**Goal of the exercise:**
Having found the line containing "Extract the structured" in the data below, reproduce that line and each one after it to the end, exactly, and include nothing else.

**Data shown:**
◇ ◇ ◇ ◇
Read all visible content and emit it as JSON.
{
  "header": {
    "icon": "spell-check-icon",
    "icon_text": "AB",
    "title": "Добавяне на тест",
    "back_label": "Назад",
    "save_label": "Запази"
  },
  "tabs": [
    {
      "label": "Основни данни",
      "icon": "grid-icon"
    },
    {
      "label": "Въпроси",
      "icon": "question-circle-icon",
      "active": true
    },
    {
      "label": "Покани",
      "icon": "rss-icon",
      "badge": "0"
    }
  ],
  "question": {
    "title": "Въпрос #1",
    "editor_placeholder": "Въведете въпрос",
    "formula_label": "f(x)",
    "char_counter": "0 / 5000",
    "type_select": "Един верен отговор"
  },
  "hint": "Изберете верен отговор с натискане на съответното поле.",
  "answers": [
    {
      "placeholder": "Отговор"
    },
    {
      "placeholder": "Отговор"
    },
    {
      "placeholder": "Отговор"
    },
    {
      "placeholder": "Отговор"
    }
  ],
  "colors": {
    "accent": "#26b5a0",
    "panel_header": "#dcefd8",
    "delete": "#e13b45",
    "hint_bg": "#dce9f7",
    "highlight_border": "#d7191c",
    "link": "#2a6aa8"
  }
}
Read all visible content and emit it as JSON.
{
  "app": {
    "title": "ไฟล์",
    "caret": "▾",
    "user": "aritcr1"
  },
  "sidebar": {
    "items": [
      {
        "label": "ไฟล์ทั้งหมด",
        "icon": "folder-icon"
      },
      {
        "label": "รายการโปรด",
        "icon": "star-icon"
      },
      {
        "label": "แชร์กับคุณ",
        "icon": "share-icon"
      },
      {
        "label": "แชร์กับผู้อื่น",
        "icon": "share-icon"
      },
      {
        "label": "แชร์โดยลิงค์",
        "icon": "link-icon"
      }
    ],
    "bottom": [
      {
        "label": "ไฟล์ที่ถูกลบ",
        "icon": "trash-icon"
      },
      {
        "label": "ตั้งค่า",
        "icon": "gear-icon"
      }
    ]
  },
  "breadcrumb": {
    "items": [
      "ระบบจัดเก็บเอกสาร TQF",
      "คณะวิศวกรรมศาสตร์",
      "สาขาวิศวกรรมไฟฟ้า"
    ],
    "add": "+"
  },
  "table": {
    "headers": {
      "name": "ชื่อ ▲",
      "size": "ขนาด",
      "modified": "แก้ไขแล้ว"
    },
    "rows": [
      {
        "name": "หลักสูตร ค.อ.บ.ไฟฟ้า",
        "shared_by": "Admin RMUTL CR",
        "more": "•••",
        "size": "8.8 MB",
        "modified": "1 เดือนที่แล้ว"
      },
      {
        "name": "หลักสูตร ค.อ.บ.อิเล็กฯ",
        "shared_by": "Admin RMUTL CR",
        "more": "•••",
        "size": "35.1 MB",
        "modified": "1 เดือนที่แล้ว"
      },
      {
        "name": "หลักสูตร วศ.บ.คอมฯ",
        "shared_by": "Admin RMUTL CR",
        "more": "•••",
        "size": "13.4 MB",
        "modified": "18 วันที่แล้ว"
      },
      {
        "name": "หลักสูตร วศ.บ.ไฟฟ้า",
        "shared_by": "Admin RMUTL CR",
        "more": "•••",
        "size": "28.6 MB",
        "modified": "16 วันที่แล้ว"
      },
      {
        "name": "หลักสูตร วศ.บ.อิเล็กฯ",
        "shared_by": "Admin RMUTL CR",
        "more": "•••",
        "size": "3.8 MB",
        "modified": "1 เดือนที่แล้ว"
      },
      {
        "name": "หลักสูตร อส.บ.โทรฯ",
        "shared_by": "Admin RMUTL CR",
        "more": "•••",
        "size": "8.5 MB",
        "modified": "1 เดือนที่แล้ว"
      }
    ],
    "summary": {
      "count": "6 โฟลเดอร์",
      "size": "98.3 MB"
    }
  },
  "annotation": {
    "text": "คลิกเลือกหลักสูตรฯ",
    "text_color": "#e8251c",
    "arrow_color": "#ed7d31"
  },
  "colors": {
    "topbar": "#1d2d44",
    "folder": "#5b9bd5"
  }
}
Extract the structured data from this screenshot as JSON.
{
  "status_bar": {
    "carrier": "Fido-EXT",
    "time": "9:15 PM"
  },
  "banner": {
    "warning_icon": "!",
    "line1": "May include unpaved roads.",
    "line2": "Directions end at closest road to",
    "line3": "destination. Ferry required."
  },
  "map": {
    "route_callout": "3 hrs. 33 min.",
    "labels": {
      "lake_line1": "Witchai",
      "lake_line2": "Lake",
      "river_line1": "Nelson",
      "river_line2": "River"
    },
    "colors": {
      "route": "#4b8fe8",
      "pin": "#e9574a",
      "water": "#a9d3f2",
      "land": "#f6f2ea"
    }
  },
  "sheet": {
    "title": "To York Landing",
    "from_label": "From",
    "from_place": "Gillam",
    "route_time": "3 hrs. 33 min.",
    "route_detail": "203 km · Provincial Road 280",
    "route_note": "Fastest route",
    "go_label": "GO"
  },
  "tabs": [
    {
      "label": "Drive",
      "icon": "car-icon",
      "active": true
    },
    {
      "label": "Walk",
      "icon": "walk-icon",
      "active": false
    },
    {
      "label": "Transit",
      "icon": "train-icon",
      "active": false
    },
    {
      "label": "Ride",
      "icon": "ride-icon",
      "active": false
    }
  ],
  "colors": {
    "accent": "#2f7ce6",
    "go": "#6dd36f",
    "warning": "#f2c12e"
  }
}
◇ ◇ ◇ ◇
**Task solution:**
Extract the structured data from this screenshot as JSON.
{
  "status_bar": {
    "carrier": "Fido-EXT",
    "time": "9:15 PM"
  },
  "banner": {
    "warning_icon": "!",
    "line1": "May include unpaved roads.",
    "line2": "Directions end at closest road to",
    "line3": "destination. Ferry required."
  },
  "map": {
    "route_callout": "3 hrs. 33 min.",
    "labels": {
      "lake_line1": "Witchai",
      "lake_line2": "Lake",
      "river_line1": "Nelson",
      "river_line2": "River"
    },
    "colors": {
      "route": "#4b8fe8",
      "pin": "#e9574a",
      "water": "#a9d3f2",
      "land": "#f6f2ea"
    }
  },
  "sheet": {
    "title": "To York Landing",
    "from_label": "From",
    "from_place": "Gillam",
    "route_time": "3 hrs. 33 min.",
    "route_detail": "203 km · Provincial Road 280",
    "route_note": "Fastest route",
    "go_label": "GO"
  },
  "tabs": [
    {
      "label": "Drive",
      "icon": "car-icon",
      "active": true
    },
    {
      "label": "Walk",
      "icon": "walk-icon",
      "active": false
    },
    {
      "label": "Transit",
      "icon": "train-icon",
      "active": false
    },
    {
      "label": "Ride",
      "icon": "ride-icon",
      "active": false
    }
  ],
  "colors": {
    "accent": "#2f7ce6",
    "go": "#6dd36f",
    "warning": "#f2c12e"
  }
}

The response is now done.